This article is only available in the PDF format. Download the PDF to view the article, as well as its associated figures and tables.
To the Editor.—
I was intrigued by the recent case report by Shelley, "Essential Progressive Telangiectasia: Successful Treatment with Tetracycline" (216:1343, 1971)—of a patient with this rare entity whose lesions cleared completely within a period of three months following the administration of tetracycline hydrochloride orally in a dose of 250 mg four times a day. In this 39-year-old woman, repeated general physical examinations had been noncontributory. The eruption, consisting of confluent areas of erythema and dilated capillaries, had begun on the tops and sides of the feet seven years previously and had gradually extended onto the ankles, legs, and thighs. Shelley was unable to explain the mechanism of action of tetracycline in this condition, feeling that it might have been on the basis of some little-understood pharmacodynamic action rather than the usual wide-spectrum antibiotic effect, although he speculated that a change in bowel flora must also be considered as
Ayres S. Tetracycline Treatment of Telangiectasia. JAMA. 1971;217(10):1392. doi:10.1001/jama.1971.03190100074025

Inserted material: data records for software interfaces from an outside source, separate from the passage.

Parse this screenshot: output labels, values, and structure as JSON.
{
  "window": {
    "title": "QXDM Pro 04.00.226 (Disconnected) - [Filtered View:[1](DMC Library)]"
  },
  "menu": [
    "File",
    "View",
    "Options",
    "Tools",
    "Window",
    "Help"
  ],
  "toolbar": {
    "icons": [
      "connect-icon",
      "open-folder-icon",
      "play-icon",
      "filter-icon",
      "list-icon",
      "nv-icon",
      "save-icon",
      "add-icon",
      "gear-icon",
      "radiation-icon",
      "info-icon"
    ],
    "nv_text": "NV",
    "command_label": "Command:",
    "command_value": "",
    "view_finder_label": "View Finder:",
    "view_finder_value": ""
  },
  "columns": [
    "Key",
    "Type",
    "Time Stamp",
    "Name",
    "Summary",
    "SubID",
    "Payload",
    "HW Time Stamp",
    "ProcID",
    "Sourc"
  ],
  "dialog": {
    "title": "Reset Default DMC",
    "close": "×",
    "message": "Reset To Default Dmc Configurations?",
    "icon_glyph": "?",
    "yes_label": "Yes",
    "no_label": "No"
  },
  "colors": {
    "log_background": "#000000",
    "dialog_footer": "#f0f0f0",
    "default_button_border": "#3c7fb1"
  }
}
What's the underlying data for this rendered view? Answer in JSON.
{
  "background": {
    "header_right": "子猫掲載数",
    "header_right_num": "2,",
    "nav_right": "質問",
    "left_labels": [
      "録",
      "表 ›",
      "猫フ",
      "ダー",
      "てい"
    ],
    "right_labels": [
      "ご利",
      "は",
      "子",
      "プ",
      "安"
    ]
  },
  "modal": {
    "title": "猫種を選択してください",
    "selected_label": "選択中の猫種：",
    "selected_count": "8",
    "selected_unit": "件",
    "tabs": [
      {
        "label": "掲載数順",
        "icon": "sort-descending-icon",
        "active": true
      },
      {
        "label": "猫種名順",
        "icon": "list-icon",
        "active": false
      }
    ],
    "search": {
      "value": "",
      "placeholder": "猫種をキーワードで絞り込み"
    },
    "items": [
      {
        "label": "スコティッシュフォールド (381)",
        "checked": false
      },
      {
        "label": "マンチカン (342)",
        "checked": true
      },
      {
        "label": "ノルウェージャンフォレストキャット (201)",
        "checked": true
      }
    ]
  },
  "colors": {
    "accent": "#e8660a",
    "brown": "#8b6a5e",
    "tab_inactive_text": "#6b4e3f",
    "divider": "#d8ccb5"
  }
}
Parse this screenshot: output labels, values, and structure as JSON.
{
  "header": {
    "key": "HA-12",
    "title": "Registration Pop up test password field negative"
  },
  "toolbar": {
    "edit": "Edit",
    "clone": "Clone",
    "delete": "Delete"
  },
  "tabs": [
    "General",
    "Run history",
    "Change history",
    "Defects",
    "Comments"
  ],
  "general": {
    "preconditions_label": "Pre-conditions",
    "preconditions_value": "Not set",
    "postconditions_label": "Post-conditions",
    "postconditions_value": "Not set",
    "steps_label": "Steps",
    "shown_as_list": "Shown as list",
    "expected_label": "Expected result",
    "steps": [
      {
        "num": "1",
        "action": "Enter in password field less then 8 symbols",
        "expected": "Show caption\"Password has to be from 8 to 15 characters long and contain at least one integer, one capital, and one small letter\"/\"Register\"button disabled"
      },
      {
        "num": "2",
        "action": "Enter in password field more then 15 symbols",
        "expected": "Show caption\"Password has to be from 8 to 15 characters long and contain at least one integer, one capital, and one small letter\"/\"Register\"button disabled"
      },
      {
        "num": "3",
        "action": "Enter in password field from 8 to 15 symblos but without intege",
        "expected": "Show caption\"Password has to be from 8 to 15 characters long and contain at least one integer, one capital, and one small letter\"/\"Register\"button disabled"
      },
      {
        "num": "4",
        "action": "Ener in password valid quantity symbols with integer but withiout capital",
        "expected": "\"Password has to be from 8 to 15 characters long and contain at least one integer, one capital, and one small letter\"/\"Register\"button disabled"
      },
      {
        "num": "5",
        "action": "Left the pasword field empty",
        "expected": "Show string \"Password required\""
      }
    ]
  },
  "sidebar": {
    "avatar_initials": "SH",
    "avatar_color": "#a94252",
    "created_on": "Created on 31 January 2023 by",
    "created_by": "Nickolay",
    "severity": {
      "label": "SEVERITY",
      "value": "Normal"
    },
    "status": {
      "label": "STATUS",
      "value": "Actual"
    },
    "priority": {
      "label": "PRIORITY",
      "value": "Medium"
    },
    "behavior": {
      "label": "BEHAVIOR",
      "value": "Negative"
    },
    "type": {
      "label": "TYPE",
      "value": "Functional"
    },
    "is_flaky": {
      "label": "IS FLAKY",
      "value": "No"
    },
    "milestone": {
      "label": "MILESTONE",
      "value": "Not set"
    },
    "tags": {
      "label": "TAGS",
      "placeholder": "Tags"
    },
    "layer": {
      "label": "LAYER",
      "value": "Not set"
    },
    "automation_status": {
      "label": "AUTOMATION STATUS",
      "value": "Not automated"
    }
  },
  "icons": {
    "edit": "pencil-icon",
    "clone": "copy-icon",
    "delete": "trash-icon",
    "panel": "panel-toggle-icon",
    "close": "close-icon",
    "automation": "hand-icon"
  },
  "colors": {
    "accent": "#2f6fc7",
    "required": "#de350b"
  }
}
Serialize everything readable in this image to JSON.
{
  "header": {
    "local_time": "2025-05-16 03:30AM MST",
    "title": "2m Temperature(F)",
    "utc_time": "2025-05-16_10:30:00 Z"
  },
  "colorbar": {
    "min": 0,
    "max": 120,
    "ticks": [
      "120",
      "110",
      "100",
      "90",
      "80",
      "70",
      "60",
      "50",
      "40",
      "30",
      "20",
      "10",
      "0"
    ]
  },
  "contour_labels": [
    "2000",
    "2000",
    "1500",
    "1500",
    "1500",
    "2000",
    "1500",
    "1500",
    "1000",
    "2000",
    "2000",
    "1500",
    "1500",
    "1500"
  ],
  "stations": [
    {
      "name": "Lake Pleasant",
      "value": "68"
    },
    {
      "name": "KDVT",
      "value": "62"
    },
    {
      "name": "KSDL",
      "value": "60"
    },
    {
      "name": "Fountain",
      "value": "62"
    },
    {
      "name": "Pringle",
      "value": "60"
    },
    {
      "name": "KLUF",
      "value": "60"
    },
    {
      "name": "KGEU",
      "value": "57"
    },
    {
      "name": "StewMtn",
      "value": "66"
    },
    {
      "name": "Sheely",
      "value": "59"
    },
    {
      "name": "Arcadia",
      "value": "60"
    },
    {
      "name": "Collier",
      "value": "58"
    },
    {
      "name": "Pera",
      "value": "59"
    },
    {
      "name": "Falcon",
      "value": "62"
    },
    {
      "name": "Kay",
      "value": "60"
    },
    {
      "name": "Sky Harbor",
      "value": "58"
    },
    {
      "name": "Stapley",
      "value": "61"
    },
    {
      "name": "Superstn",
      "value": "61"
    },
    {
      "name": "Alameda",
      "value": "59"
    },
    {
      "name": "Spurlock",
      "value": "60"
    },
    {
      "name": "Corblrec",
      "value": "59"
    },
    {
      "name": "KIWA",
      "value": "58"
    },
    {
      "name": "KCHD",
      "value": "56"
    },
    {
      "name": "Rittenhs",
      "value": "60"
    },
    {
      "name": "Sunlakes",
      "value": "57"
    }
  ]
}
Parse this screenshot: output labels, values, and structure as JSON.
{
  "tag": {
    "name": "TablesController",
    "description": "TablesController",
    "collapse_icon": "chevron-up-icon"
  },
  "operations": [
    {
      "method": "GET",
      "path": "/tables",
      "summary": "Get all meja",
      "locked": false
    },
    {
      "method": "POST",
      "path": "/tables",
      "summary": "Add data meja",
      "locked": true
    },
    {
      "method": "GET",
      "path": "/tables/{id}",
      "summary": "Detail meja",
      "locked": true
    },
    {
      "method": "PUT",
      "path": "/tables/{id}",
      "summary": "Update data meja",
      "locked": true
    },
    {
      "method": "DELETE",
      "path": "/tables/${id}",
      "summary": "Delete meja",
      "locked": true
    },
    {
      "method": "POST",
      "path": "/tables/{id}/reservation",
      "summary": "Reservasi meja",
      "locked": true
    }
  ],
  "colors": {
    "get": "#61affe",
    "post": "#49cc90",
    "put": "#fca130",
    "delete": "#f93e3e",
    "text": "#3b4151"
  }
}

Customize your JAMA Network experience by selecting one or more topics from the list below.
Create a personal account or sign in to: